documented in the event chronology. All event information exchanged between the Road Ranger and SunGuide, except for comments and vehicle tag, is provided through prepopulated drop-down menu choices making the iteration simple, efficient, and consistent for the Road Ranger to input. The ability to self-document an event significantly reduces the Road Ranger’s reliance with RTMC Operators in documenting event activities. This seamless interaction between the Road Ranger and SunGuide allows the
Operators to focus on other event activities such as setting DMS messaging and notifying other responders.
Troubleshooting TMC Communications and Trouble Tickets
Trouble tickets either from the RTMC or from the Road Ranger side with the RRIMS application are routed from the Road Ranger Shift Supervisor to the consultant’s primary Source Code Manager. Trouble tickets can be called in

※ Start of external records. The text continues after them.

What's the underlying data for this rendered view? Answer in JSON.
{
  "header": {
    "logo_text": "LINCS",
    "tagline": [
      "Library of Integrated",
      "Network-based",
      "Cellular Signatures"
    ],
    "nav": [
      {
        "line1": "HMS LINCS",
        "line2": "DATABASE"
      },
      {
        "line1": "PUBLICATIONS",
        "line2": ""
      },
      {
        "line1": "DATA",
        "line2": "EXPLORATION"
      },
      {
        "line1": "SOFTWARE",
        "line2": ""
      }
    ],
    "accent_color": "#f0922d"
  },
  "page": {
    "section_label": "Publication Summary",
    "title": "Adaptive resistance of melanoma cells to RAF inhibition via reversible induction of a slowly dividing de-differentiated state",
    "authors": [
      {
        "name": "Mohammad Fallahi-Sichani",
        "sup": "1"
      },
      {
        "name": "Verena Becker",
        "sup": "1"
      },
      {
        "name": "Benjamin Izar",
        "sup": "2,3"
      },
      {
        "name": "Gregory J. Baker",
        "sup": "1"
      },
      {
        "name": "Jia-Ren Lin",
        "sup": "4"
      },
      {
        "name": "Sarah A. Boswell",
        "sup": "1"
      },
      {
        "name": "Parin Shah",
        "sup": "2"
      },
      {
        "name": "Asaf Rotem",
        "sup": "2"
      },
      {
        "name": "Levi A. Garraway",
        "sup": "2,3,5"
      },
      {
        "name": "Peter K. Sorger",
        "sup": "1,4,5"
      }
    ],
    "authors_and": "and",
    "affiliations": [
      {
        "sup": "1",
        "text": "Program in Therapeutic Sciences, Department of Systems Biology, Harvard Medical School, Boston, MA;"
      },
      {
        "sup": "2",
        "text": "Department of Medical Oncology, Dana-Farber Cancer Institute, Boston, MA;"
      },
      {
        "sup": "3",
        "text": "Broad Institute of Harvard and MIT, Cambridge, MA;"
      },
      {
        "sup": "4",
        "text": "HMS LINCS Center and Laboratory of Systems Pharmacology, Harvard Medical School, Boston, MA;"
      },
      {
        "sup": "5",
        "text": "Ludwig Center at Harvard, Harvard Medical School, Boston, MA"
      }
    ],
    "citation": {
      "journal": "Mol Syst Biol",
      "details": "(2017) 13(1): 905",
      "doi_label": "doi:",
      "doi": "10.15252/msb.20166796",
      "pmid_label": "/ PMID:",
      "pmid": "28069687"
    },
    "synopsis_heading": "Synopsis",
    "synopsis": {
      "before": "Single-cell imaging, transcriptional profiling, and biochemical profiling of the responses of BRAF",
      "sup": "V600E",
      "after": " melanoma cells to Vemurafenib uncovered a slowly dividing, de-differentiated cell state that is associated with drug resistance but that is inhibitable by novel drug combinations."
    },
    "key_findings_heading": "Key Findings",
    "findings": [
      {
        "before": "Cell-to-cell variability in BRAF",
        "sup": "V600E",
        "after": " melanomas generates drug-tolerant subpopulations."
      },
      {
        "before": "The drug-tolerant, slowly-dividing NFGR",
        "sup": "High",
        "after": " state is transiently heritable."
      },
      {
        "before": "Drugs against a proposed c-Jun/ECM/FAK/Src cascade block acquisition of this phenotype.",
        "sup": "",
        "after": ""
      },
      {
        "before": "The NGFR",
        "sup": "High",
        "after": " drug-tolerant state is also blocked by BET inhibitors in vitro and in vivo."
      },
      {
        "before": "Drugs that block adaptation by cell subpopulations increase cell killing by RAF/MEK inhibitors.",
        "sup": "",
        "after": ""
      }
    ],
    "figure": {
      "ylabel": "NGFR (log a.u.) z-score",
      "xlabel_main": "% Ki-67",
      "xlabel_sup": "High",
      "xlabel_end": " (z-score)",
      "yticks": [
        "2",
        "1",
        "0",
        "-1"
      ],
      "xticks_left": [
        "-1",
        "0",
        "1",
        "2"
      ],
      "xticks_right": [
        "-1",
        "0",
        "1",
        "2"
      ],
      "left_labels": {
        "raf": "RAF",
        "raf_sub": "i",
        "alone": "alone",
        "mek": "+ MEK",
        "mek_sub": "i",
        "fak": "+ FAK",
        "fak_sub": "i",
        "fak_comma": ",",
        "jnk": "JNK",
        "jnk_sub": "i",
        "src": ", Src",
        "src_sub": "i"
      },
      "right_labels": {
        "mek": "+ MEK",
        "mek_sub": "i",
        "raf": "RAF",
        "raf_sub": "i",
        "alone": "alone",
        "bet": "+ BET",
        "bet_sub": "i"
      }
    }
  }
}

24/7/365. A remote desktop management application was loaded on each laptop to provide hands-on troubleshooting. Most of the early learning issues experienced with the application dealt with “how to” issues such as re-establishing communications between SunGuide and the Road Ranger
when cellular service was lost (i.e., dead cellular spots). Operators were also trained to be more aware of issues involved with closing events with an arrived Road Ranger since this would sometimes result in “orphaned” Road
Rangers (i.e., arrived, but no longer assigned to an active event). The rollout of RRIMS has resolved this issue.
The success of the RRIMS application in District Seven has led to a second deployment in District One. The tow company provider for Road Ranger services successfully deployed the RRIMS application to the entire District One Road Ranger fleet in February 2020.
If you would like a virtual demonstration or more information regarding the RRIMS application to assist your Road Ranger program, please email Daniel Buidens at Daniel.Buidens@ dot.state.fl.us, or Romona Burke at Romona.Burke@dot.state.fl.us.